Report back every line from the entries below in which the word "part" occurs.
(Listed records Opens)
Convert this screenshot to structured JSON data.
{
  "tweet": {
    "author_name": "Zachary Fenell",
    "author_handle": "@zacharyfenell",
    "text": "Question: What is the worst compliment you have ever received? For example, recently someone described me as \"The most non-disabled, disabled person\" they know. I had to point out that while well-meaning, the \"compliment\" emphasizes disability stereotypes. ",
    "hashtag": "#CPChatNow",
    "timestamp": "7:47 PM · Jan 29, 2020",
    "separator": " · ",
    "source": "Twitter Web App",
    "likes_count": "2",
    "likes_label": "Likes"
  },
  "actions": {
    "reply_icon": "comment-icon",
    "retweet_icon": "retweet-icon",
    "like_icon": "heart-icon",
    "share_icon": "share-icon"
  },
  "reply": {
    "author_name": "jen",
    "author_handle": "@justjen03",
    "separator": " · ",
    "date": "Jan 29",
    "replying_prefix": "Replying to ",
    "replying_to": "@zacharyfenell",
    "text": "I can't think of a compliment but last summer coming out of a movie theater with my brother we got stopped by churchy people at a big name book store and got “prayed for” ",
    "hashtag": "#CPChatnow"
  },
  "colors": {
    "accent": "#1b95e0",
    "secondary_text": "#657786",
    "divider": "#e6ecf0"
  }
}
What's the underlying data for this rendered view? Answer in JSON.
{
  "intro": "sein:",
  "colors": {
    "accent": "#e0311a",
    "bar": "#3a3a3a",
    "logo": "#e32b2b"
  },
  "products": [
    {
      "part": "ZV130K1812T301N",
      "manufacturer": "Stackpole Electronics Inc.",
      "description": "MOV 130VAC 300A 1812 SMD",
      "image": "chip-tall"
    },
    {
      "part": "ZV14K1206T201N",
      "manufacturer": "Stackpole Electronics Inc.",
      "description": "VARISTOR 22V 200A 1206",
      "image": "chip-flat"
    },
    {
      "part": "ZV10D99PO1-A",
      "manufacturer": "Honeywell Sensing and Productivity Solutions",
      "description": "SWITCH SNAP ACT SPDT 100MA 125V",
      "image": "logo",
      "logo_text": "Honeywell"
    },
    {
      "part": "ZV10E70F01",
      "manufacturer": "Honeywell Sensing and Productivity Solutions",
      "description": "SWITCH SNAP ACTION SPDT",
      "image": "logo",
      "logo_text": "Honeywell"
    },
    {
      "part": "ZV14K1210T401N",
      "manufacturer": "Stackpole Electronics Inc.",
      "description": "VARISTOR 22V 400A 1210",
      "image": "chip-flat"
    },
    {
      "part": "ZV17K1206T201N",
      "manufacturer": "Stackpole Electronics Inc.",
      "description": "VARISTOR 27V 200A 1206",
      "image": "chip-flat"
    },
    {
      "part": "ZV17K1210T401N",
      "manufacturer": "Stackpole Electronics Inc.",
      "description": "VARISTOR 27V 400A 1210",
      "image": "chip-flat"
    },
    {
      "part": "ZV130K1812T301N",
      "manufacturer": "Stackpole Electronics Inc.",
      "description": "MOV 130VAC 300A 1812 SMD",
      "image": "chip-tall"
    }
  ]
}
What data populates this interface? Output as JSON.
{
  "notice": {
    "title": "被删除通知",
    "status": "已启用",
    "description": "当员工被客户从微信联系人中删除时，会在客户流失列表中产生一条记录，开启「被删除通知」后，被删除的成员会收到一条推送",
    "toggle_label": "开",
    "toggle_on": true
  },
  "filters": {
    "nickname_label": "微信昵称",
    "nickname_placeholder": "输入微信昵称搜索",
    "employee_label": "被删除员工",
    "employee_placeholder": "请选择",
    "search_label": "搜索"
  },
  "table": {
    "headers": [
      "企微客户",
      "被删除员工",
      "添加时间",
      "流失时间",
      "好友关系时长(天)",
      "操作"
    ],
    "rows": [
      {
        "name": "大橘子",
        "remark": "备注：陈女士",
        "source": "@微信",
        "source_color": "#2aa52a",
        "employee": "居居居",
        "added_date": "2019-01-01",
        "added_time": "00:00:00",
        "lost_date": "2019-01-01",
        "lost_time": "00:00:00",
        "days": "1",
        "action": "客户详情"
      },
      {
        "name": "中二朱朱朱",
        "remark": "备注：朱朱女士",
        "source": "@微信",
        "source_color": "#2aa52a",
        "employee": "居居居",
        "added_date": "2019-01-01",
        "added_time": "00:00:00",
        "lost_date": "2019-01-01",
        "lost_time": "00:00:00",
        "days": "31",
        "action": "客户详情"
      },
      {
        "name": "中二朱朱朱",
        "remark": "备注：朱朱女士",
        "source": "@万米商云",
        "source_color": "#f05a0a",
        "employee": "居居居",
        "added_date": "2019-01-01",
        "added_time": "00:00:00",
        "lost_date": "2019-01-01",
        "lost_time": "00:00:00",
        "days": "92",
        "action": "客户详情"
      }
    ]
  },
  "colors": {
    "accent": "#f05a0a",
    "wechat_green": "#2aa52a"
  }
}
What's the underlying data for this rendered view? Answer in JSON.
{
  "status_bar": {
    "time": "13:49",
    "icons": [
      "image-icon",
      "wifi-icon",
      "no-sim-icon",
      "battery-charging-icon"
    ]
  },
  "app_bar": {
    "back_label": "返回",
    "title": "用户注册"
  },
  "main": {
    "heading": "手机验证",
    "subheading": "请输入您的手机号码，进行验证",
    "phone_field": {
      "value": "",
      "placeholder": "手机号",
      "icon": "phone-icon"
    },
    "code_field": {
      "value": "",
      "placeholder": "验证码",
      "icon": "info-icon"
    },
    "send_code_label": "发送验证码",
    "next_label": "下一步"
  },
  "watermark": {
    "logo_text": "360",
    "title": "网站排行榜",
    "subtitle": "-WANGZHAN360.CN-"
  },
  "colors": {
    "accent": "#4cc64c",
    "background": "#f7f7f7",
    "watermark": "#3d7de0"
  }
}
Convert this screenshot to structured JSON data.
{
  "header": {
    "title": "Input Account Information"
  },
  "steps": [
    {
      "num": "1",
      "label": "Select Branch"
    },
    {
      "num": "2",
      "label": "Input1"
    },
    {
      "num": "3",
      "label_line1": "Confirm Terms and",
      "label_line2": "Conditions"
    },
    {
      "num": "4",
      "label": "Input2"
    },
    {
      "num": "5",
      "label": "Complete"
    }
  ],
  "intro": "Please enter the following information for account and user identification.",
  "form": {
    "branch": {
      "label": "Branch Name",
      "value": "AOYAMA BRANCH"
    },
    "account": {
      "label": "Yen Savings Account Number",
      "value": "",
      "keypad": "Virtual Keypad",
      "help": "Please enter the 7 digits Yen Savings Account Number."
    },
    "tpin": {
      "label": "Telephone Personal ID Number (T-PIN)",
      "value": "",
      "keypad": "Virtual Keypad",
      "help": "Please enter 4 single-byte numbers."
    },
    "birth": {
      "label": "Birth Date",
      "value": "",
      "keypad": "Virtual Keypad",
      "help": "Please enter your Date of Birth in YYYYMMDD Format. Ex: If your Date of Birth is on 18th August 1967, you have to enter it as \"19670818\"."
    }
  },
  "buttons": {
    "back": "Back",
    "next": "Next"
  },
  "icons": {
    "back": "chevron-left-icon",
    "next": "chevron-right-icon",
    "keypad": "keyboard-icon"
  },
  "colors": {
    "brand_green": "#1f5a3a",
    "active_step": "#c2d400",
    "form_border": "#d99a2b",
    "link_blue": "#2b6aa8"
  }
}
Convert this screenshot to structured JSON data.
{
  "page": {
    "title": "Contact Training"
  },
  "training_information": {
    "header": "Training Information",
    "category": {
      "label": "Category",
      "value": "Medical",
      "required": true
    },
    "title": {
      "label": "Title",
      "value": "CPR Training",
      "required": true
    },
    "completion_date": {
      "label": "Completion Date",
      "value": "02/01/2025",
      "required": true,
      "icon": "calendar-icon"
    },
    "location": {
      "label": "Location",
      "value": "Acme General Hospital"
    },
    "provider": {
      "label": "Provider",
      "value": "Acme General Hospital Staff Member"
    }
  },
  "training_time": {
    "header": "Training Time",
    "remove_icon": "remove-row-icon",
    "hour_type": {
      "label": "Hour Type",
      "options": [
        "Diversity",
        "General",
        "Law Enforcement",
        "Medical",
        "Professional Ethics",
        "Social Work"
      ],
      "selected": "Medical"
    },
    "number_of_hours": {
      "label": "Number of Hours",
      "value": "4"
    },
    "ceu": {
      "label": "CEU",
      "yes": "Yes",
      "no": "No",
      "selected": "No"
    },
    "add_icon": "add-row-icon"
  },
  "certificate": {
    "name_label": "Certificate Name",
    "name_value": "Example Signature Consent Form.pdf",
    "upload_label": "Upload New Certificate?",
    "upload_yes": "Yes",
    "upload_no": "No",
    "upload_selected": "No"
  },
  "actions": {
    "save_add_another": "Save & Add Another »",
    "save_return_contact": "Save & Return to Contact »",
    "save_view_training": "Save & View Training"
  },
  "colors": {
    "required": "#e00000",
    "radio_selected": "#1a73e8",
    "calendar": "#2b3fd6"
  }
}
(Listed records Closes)
Your response:
      "part": "ZV130K1812T301N",
      "part": "ZV14K1206T201N",
      "part": "ZV10D99PO1-A",
      "part": "ZV10E70F01",
      "part": "ZV14K1210T401N",
      "part": "ZV17K1206T201N",
      "part": "ZV17K1210T401N",
      "part": "ZV130K1812T301N",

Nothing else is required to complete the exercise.